> [YOUR TASK]:
What is the number of lines in these entries that contain "label"? State it alone.

> [INPUT RECORDS]:
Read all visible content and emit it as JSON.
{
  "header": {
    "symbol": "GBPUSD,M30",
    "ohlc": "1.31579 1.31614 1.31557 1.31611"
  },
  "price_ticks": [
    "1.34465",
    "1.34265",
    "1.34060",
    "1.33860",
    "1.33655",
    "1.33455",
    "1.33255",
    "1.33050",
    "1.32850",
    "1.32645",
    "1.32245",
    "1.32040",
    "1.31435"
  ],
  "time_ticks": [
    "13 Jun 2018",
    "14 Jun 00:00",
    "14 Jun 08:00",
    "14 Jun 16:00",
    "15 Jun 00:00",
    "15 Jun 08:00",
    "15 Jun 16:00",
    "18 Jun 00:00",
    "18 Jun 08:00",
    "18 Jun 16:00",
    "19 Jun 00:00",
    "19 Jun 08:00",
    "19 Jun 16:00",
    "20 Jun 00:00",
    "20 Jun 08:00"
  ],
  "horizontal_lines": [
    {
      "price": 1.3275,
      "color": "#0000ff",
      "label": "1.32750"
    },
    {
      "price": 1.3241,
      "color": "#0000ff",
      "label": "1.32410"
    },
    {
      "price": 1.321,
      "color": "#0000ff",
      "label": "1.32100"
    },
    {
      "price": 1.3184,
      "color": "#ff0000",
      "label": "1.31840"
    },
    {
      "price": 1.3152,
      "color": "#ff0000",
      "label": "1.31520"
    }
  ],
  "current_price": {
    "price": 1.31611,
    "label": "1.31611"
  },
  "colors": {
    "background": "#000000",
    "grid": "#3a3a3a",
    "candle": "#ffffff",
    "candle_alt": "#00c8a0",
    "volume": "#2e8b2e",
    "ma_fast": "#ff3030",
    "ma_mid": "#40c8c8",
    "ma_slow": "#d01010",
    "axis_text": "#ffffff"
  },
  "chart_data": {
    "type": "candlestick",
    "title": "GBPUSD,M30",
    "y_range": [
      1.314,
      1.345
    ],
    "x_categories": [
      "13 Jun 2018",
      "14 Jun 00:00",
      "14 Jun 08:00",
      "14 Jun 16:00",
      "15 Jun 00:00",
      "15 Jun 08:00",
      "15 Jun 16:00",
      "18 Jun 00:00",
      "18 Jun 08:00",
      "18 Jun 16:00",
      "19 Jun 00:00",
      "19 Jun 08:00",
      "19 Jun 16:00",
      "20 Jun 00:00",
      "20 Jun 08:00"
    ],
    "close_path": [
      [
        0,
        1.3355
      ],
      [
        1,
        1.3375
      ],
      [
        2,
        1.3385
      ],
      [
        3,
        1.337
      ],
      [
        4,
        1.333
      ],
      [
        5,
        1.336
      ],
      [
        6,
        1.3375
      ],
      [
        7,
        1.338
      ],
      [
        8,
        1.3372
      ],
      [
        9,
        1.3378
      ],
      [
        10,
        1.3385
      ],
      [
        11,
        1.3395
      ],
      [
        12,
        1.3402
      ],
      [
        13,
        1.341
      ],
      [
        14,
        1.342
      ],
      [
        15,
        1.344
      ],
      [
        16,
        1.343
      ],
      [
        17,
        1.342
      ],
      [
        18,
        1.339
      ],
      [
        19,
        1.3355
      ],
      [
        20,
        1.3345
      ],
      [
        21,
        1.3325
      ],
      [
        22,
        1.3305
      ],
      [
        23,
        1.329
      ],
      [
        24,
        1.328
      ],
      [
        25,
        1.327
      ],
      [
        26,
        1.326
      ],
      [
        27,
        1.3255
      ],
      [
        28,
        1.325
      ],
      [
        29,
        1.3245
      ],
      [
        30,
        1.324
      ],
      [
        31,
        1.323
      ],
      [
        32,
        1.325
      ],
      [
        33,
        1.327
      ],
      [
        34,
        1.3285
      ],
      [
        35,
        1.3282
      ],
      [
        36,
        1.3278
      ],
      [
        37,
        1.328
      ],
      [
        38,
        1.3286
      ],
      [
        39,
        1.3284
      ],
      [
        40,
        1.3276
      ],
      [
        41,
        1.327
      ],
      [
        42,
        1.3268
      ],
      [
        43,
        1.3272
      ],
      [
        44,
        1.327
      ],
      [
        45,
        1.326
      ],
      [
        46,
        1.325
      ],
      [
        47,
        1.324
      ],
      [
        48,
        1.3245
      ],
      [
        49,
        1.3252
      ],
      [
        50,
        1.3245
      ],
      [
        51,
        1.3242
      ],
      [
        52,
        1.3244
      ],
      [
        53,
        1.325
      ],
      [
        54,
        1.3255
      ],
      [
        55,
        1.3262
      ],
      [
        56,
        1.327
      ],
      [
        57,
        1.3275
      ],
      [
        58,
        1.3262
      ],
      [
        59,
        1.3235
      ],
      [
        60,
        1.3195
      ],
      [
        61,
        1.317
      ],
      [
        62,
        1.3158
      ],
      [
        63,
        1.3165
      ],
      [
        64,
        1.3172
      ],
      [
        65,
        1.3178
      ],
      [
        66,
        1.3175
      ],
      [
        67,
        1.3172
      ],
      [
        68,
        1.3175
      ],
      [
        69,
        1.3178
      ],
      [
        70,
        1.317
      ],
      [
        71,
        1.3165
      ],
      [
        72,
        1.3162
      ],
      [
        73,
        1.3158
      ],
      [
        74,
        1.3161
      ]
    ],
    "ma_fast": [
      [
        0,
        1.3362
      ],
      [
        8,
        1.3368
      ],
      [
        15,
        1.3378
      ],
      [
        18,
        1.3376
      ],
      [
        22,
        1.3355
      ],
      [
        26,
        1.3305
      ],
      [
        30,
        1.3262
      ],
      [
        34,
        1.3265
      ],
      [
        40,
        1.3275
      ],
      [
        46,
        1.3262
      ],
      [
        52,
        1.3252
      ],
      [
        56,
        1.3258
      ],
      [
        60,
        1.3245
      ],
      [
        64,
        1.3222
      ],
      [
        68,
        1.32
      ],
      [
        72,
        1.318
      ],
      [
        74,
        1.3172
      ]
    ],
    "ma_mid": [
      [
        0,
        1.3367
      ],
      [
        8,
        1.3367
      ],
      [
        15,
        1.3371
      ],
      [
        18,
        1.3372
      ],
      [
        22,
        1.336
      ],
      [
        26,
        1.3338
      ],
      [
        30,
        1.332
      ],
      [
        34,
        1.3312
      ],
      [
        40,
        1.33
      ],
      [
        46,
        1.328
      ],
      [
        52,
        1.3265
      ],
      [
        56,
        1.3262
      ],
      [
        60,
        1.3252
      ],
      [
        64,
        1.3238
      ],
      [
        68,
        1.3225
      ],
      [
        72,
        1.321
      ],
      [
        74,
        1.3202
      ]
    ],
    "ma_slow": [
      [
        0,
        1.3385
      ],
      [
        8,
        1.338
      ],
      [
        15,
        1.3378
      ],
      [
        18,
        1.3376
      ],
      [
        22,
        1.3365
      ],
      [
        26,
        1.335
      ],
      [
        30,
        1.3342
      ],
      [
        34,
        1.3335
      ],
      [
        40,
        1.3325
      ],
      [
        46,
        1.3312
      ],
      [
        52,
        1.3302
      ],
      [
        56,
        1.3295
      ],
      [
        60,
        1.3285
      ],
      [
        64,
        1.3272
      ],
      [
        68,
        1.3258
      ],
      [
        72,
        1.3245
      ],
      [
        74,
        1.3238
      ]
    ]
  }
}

> [ANSWER FOR THE TASK]:
6